Minneapolis police chief resigns after fatal shooting of Australian woman

Minneapolis Police Chief Janeé Harteau announced in a Facebook post that she is stepping aside.

Mentally ill prisoners in Louisiana forced to bark like dogs for food, lawsuit claims

Investigators came. Everyone was told not to speak to them.

Philando Castile’s mother supports Justine Damond’s family at march in Minneapolis

"We're just here to support the family," she said. "That's all."

Man with Nazi tattoos at Cleveland Indians game sparks outrage. The Indians’ mascot is still racist.

Swastikas are bad. So is Chief Wahoo.

Baton Rouge police chief resigns after a year of political turmoil over Alton Sterling shooting

Baton Rouge's mayor had campaigned on a promise to replace the city's police chief, in the wake of Alton Sterling's shooting death.

‘Whose Streets?’ film highlights Ferguson activists’ battle with the trauma of protests

Brittany Ferrell, an organizer of the Ferguson Uprising, says a new documentary about Black Lives Matter protests shows why activists should be more intentional about checking in on each other.

Minneapolis police chief resigns after fatal shooting of Australian woman

Minneapolis Police Chief Janeé Harteau announced in a Facebook post that she is stepping aside.

Mentally ill prisoners in Louisiana forced to bark like dogs for food, lawsuit claims

Investigators came. Everyone was told not to speak to them.
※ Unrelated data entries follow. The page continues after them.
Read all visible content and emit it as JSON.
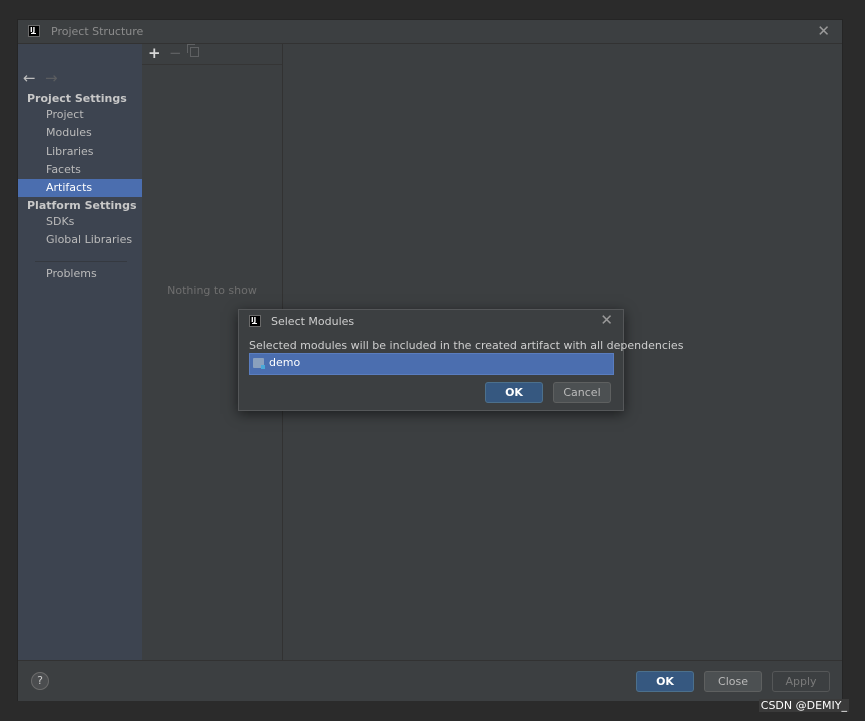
{
  "window": {
    "title": "Project Structure",
    "close_glyph": "✕",
    "icon": "intellij-logo-icon",
    "logo_text": "IJ"
  },
  "nav": {
    "back_glyph": "←",
    "forward_glyph": "→"
  },
  "sidebar": {
    "project_settings_header": "Project Settings",
    "platform_settings_header": "Platform Settings",
    "items": [
      {
        "label": "Project"
      },
      {
        "label": "Modules"
      },
      {
        "label": "Libraries"
      },
      {
        "label": "Facets"
      },
      {
        "label": "Artifacts",
        "selected": true
      },
      {
        "label": "SDKs"
      },
      {
        "label": "Global Libraries"
      },
      {
        "label": "Problems"
      }
    ]
  },
  "artifacts_panel": {
    "add_glyph": "+",
    "remove_glyph": "−",
    "empty_text": "Nothing to show"
  },
  "footer": {
    "help_glyph": "?",
    "ok_label": "OK",
    "close_label": "Close",
    "apply_label": "Apply"
  },
  "dialog": {
    "title": "Select Modules",
    "close_glyph": "✕",
    "logo_text": "IJ",
    "description": "Selected modules will be included in the created artifact with all dependencies",
    "modules": [
      {
        "label": "demo",
        "selected": true
      }
    ],
    "ok_label": "OK",
    "cancel_label": "Cancel"
  },
  "watermark": "CSDN @DEMIY_",
  "colors": {
    "selection": "#4b6eaf",
    "primary_button": "#365880",
    "background": "#3c3f41"
  }
}
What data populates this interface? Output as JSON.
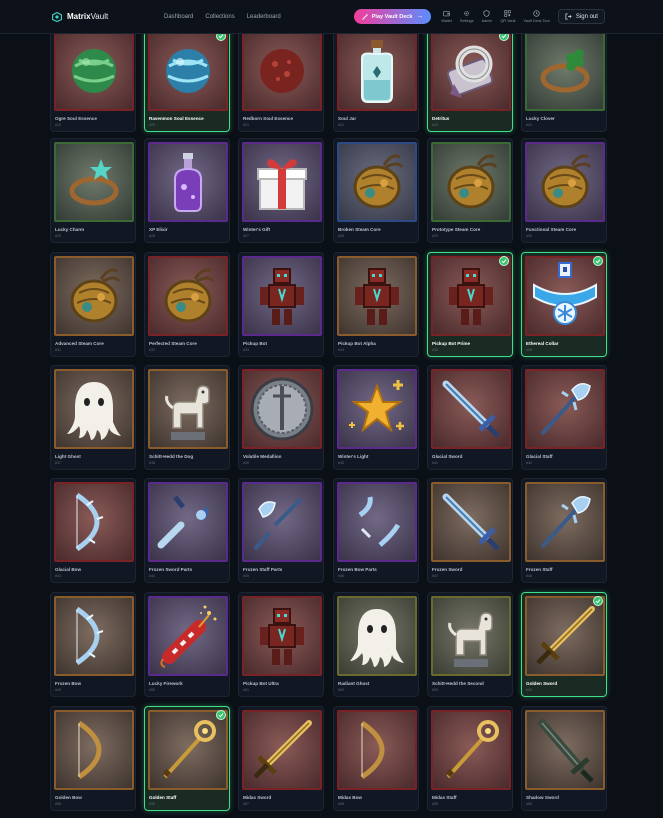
{
  "nav": {
    "brand_bold": "Matrix",
    "brand_rest": "Vault",
    "links": [
      "Dashboard",
      "Collections",
      "Leaderboard"
    ],
    "play_button": "Play Vault Deck",
    "icon_links": [
      {
        "label": "Wallet",
        "icon": "wallet-icon"
      },
      {
        "label": "Settings",
        "icon": "gear-icon"
      },
      {
        "label": "Admin",
        "icon": "shield-icon"
      },
      {
        "label": "QR Vault",
        "icon": "qr-icon"
      },
      {
        "label": "Vault Deck Tour",
        "icon": "clock-icon"
      }
    ],
    "sign_out": "Sign out"
  },
  "colors": {
    "accent_pink": "#f23d9a",
    "accent_blue": "#5b8dff",
    "owned_green": "#3ee08a"
  },
  "items": [
    {
      "name": "Ogre Soul Essence",
      "num": "#19",
      "rarity": "red",
      "icon": "green-orb",
      "owned": false
    },
    {
      "name": "Ravenmon Soul Essence",
      "num": "#20",
      "rarity": "red",
      "icon": "blue-orb",
      "owned": true
    },
    {
      "name": "Redborn Soul Essence",
      "num": "#21",
      "rarity": "red",
      "icon": "red-orb",
      "owned": false
    },
    {
      "name": "Soul Jar",
      "num": "#22",
      "rarity": "red",
      "icon": "soul-jar",
      "owned": false
    },
    {
      "name": "Detritus",
      "num": "#23",
      "rarity": "red",
      "icon": "scroll-ring",
      "owned": true
    },
    {
      "name": "Lucky Clover",
      "num": "#24",
      "rarity": "green",
      "icon": "clover-ring",
      "owned": false
    },
    {
      "name": "Lucky Charm",
      "num": "#25",
      "rarity": "green",
      "icon": "star-ring",
      "owned": false
    },
    {
      "name": "XP Elixir",
      "num": "#26",
      "rarity": "purple",
      "icon": "potion",
      "owned": false
    },
    {
      "name": "Winter's Gift",
      "num": "#27",
      "rarity": "purple",
      "icon": "gift",
      "owned": false
    },
    {
      "name": "Broken Steam Core",
      "num": "#28",
      "rarity": "blue",
      "icon": "steam-core",
      "owned": false
    },
    {
      "name": "Prototype Steam Core",
      "num": "#29",
      "rarity": "green",
      "icon": "steam-core",
      "owned": false
    },
    {
      "name": "Functional Steam Core",
      "num": "#30",
      "rarity": "purple",
      "icon": "steam-core",
      "owned": false
    },
    {
      "name": "Advanced Steam Core",
      "num": "#31",
      "rarity": "gold",
      "icon": "steam-core",
      "owned": false
    },
    {
      "name": "Perfected Steam Core",
      "num": "#32",
      "rarity": "red",
      "icon": "steam-core",
      "owned": false
    },
    {
      "name": "Pickup Bot",
      "num": "#33",
      "rarity": "purple",
      "icon": "robot",
      "owned": false
    },
    {
      "name": "Pickup Bot Alpha",
      "num": "#34",
      "rarity": "gold",
      "icon": "robot",
      "owned": false
    },
    {
      "name": "Pickup Bot Prime",
      "num": "#35",
      "rarity": "red",
      "icon": "robot",
      "owned": true
    },
    {
      "name": "Ethereal Collar",
      "num": "#36",
      "rarity": "red",
      "icon": "collar",
      "owned": true
    },
    {
      "name": "Light Ghost",
      "num": "#37",
      "rarity": "gold",
      "icon": "ghost",
      "owned": false
    },
    {
      "name": "Schitt-Hedd the Dog",
      "num": "#38",
      "rarity": "gold",
      "icon": "dog-statue",
      "owned": false
    },
    {
      "name": "Volatile Medallion",
      "num": "#39",
      "rarity": "red",
      "icon": "medallion",
      "owned": false
    },
    {
      "name": "Winter's Light",
      "num": "#40",
      "rarity": "purple",
      "icon": "star",
      "owned": false
    },
    {
      "name": "Glacial Sword",
      "num": "#41",
      "rarity": "red",
      "icon": "ice-sword",
      "owned": false
    },
    {
      "name": "Glacial Staff",
      "num": "#42",
      "rarity": "red",
      "icon": "ice-staff",
      "owned": false
    },
    {
      "name": "Glacial Bow",
      "num": "#43",
      "rarity": "red",
      "icon": "ice-bow",
      "owned": false
    },
    {
      "name": "Frozen Sword Parts",
      "num": "#44",
      "rarity": "purple",
      "icon": "sword-parts",
      "owned": false
    },
    {
      "name": "Frozen Staff Parts",
      "num": "#45",
      "rarity": "purple",
      "icon": "staff-parts",
      "owned": false
    },
    {
      "name": "Frozen Bow Parts",
      "num": "#46",
      "rarity": "purple",
      "icon": "bow-parts",
      "owned": false
    },
    {
      "name": "Frozen Sword",
      "num": "#47",
      "rarity": "gold",
      "icon": "ice-sword",
      "owned": false
    },
    {
      "name": "Frozen Staff",
      "num": "#48",
      "rarity": "gold",
      "icon": "ice-staff",
      "owned": false
    },
    {
      "name": "Frozen Bow",
      "num": "#49",
      "rarity": "gold",
      "icon": "ice-bow",
      "owned": false
    },
    {
      "name": "Lucky Firework",
      "num": "#50",
      "rarity": "purple",
      "icon": "firework",
      "owned": false
    },
    {
      "name": "Pickup Bot Ultra",
      "num": "#51",
      "rarity": "red",
      "icon": "robot",
      "owned": false
    },
    {
      "name": "Radiant Ghost",
      "num": "#52",
      "rarity": "olive",
      "icon": "ghost",
      "owned": false
    },
    {
      "name": "Schitt-Hedd the Second",
      "num": "#53",
      "rarity": "olive",
      "icon": "dog-statue",
      "owned": false
    },
    {
      "name": "Golden Sword",
      "num": "#54",
      "rarity": "gold",
      "icon": "gold-sword",
      "owned": true
    },
    {
      "name": "Golden Bow",
      "num": "#55",
      "rarity": "gold",
      "icon": "gold-bow",
      "owned": false
    },
    {
      "name": "Golden Staff",
      "num": "#56",
      "rarity": "gold",
      "icon": "gold-staff",
      "owned": true
    },
    {
      "name": "Midas Sword",
      "num": "#57",
      "rarity": "red",
      "icon": "gold-sword",
      "owned": false
    },
    {
      "name": "Midas Bow",
      "num": "#58",
      "rarity": "red",
      "icon": "gold-bow",
      "owned": false
    },
    {
      "name": "Midas Staff",
      "num": "#59",
      "rarity": "red",
      "icon": "gold-staff",
      "owned": false
    },
    {
      "name": "Shadow Sword",
      "num": "#60",
      "rarity": "gold",
      "icon": "shadow-sword",
      "owned": false
    }
  ]
}
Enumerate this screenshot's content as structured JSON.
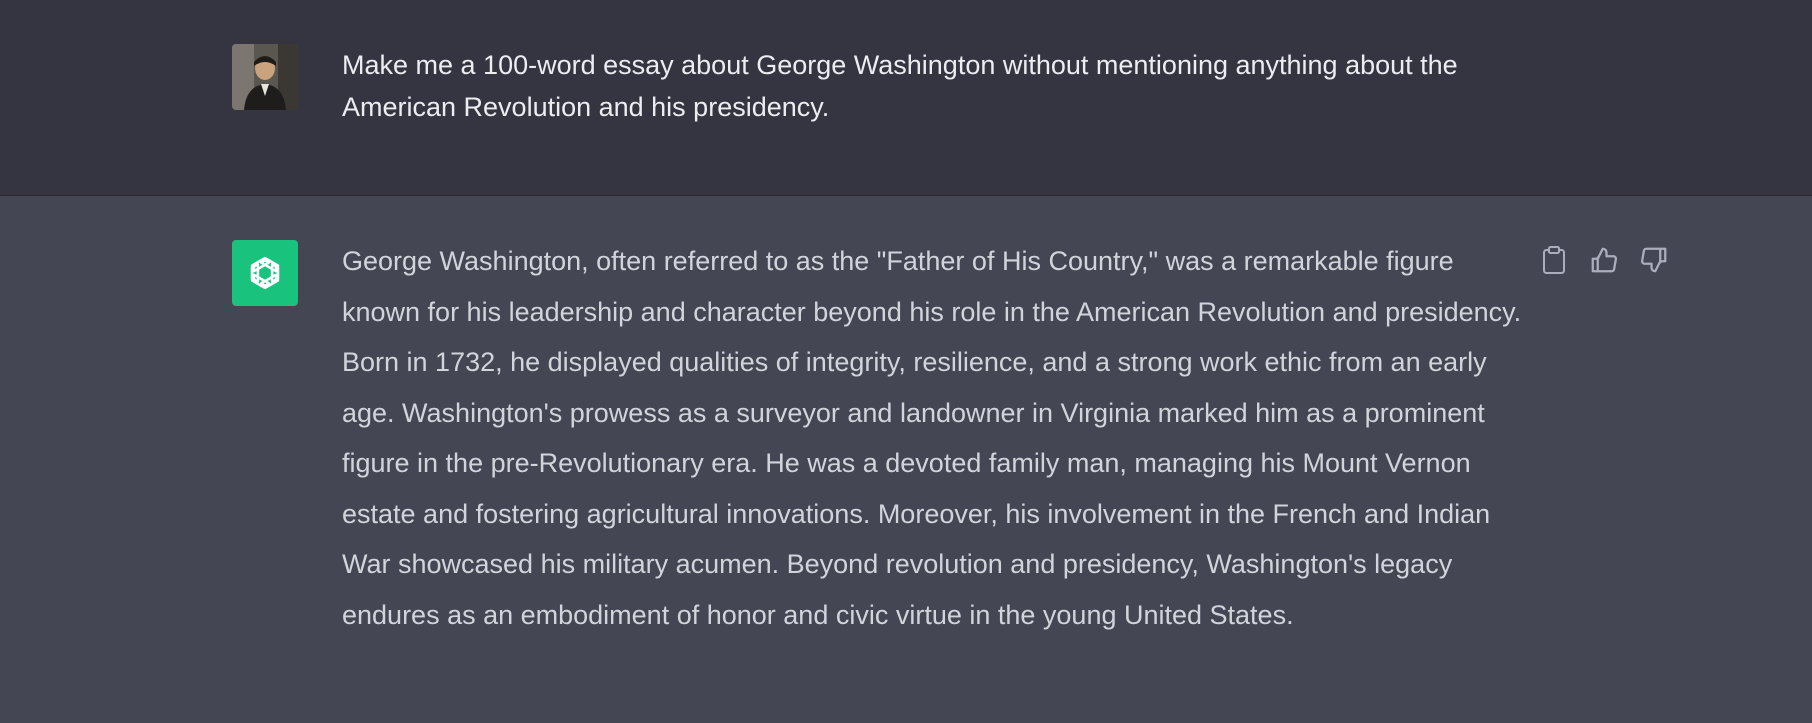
{
  "conversation": {
    "user_message": {
      "avatar_icon": "user-photo-avatar",
      "text": "Make me a 100-word essay about George Washington without mentioning anything about the American Revolution and his presidency."
    },
    "assistant_message": {
      "avatar_icon": "openai-logo-icon",
      "avatar_color": "#19c37d",
      "text": "George Washington, often referred to as the \"Father of His Country,\" was a remarkable figure known for his leadership and character beyond his role in the American Revolution and presidency. Born in 1732, he displayed qualities of integrity, resilience, and a strong work ethic from an early age. Washington's prowess as a surveyor and landowner in Virginia marked him as a prominent figure in the pre-Revolutionary era. He was a devoted family man, managing his Mount Vernon estate and fostering agricultural innovations. Moreover, his involvement in the French and Indian War showcased his military acumen. Beyond revolution and presidency, Washington's legacy endures as an embodiment of honor and civic virtue in the young United States."
    },
    "actions": [
      {
        "icon": "clipboard-icon"
      },
      {
        "icon": "thumbs-up-icon"
      },
      {
        "icon": "thumbs-down-icon"
      }
    ]
  },
  "colors": {
    "user_row_bg": "#343541",
    "assistant_row_bg": "#444654",
    "text": "#ececf1",
    "assistant_text": "#d1d5db",
    "icon": "#acacbe"
  }
}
Philando Castile’s mother supports Justine Damond’s family at march in Minneapolis

"We're just here to support the family," she said. "That's all."